▶ **REQUIREMENT**
Quote the records in full and leave their pictures out.

(DATA RECORDS Opens)

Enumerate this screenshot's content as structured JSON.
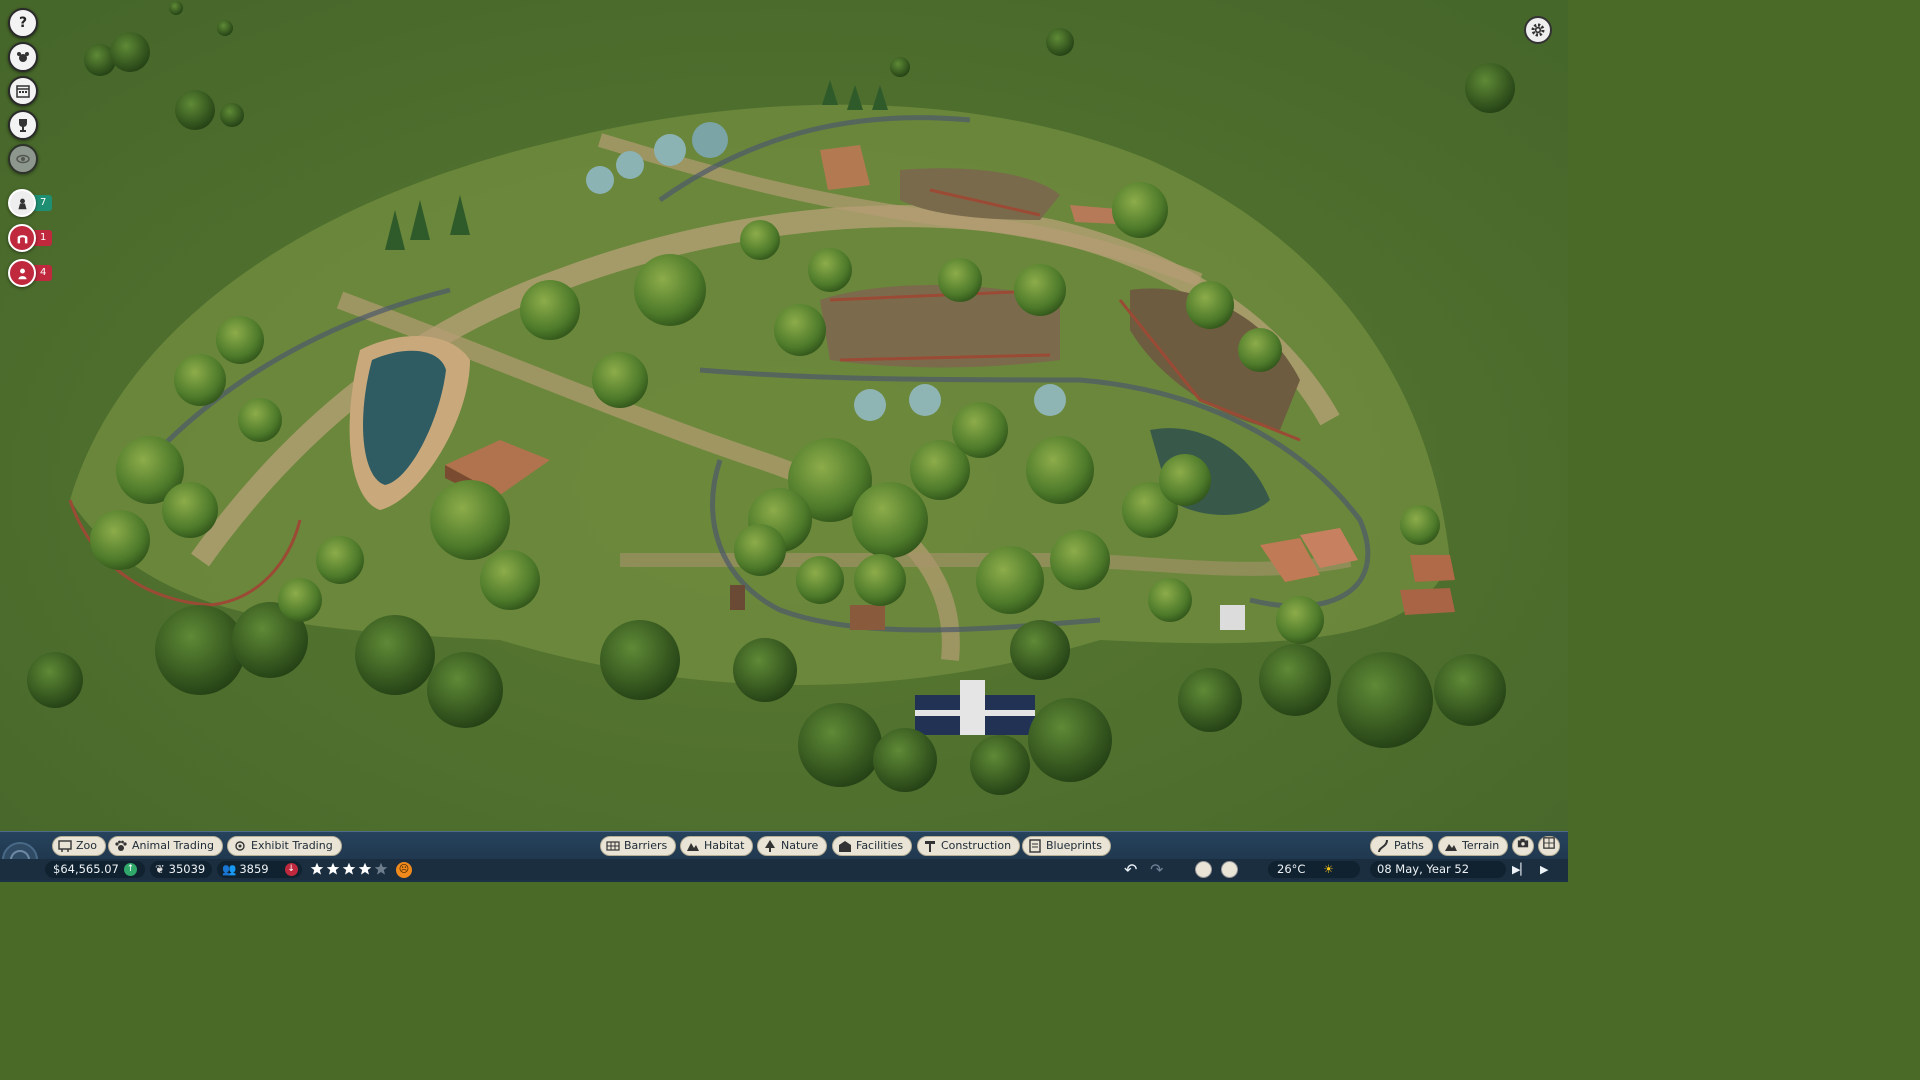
{
  "bottom_bar": {
    "left_tabs": [
      {
        "label": "Zoo",
        "icon": "zoo-sign-icon"
      },
      {
        "label": "Animal Trading",
        "icon": "paw-icon"
      },
      {
        "label": "Exhibit Trading",
        "icon": "exhibit-icon"
      }
    ],
    "center_tabs": [
      {
        "label": "Barriers",
        "icon": "fence-icon"
      },
      {
        "label": "Habitat",
        "icon": "habitat-icon"
      },
      {
        "label": "Nature",
        "icon": "tree-icon"
      },
      {
        "label": "Facilities",
        "icon": "building-icon"
      },
      {
        "label": "Construction",
        "icon": "construction-icon"
      },
      {
        "label": "Blueprints",
        "icon": "blueprint-icon"
      }
    ],
    "right_tabs": [
      {
        "label": "Paths",
        "icon": "path-icon"
      },
      {
        "label": "Terrain",
        "icon": "terrain-icon"
      }
    ],
    "stats": {
      "money": "$64,565.07",
      "conservation_credits": "35039",
      "guests": "3859",
      "rating_stars": 4,
      "rating_max": 5,
      "temperature": "26°C",
      "date": "08 May, Year 52"
    }
  },
  "left_hud": {
    "buttons": [
      {
        "icon": "help-icon"
      },
      {
        "icon": "animal-icon"
      },
      {
        "icon": "calendar-icon"
      },
      {
        "icon": "trophy-icon"
      },
      {
        "icon": "eye-icon"
      }
    ],
    "alerts": [
      {
        "icon": "staff-icon",
        "count": "7",
        "color": "#1e8f72"
      },
      {
        "icon": "gate-icon",
        "count": "1",
        "color": "#c0283e"
      },
      {
        "icon": "guest-icon",
        "count": "4",
        "color": "#c0283e"
      }
    ]
  },
  "colors": {
    "grass": "#4a6b28",
    "bar_bg": "#1f3850",
    "pill_bg": "#e9e4d6",
    "alert_green": "#1e8f72",
    "alert_red": "#c0283e",
    "money_up": "#2fa86a",
    "guest_down": "#c0283e",
    "mood_face": "#f08a1c"
  }
}
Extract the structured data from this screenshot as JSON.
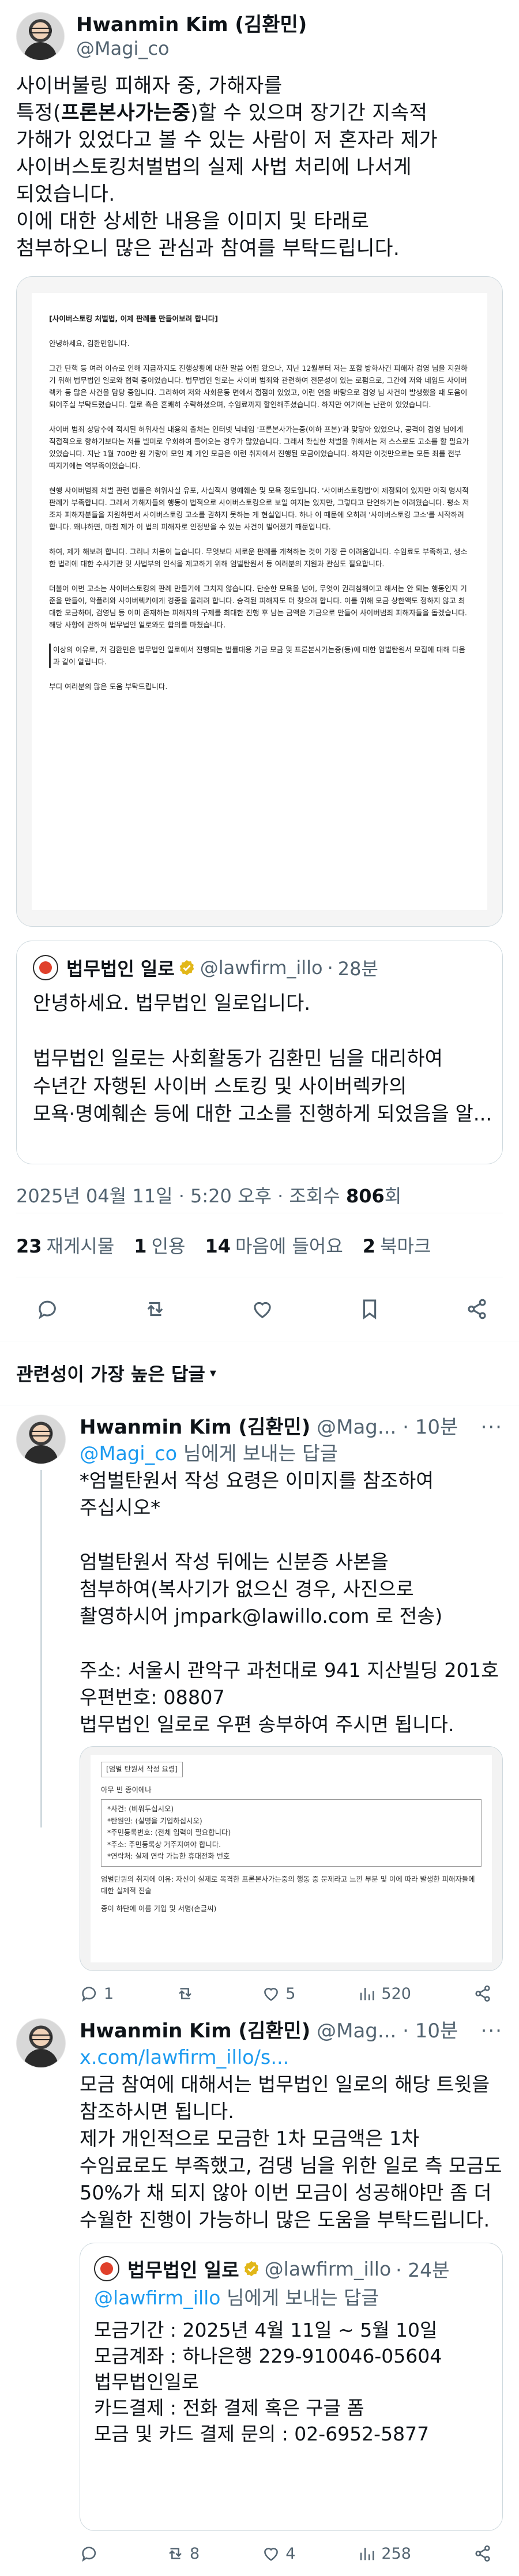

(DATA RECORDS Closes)

▶ **RESPONSE BELOW**
Enumerate this screenshot's content as structured JSON.
{
  "bottom_bar": {
    "left_tabs": [
      {
        "label": "Zoo",
        "icon": "zoo-sign-icon"
      },
      {
        "label": "Animal Trading",
        "icon": "paw-icon"
      },
      {
        "label": "Exhibit Trading",
        "icon": "exhibit-icon"
      }
    ],
    "center_tabs": [
      {
        "label": "Barriers",
        "icon": "fence-icon"
      },
      {
        "label": "Habitat",
        "icon": "habitat-icon"
      },
      {
        "label": "Nature",
        "icon": "tree-icon"
      },
      {
        "label": "Facilities",
        "icon": "building-icon"
      },
      {
        "label": "Construction",
        "icon": "construction-icon"
      },
      {
        "label": "Blueprints",
        "icon": "blueprint-icon"
      }
    ],
    "right_tabs": [
      {
        "label": "Paths",
        "icon": "path-icon"
      },
      {
        "label": "Terrain",
        "icon": "terrain-icon"
      }
    ],
    "stats": {
      "money": "$64,565.07",
      "conservation_credits": "35039",
      "guests": "3859",
      "rating_stars": 4,
      "rating_max": 5,
      "temperature": "26°C",
      "date": "08 May, Year 52"
    }
  },
  "left_hud": {
    "buttons": [
      {
        "icon": "help-icon"
      },
      {
        "icon": "animal-icon"
      },
      {
        "icon": "calendar-icon"
      },
      {
        "icon": "trophy-icon"
      },
      {
        "icon": "eye-icon"
      }
    ],
    "alerts": [
      {
        "icon": "staff-icon",
        "count": "7",
        "color": "#1e8f72"
      },
      {
        "icon": "gate-icon",
        "count": "1",
        "color": "#c0283e"
      },
      {
        "icon": "guest-icon",
        "count": "4",
        "color": "#c0283e"
      }
    ]
  },
  "colors": {
    "grass": "#4a6b28",
    "bar_bg": "#1f3850",
    "pill_bg": "#e9e4d6",
    "alert_green": "#1e8f72",
    "alert_red": "#c0283e",
    "money_up": "#2fa86a",
    "guest_down": "#c0283e",
    "mood_face": "#f08a1c"
  }
}
Extract the structured data from this screenshot as JSON.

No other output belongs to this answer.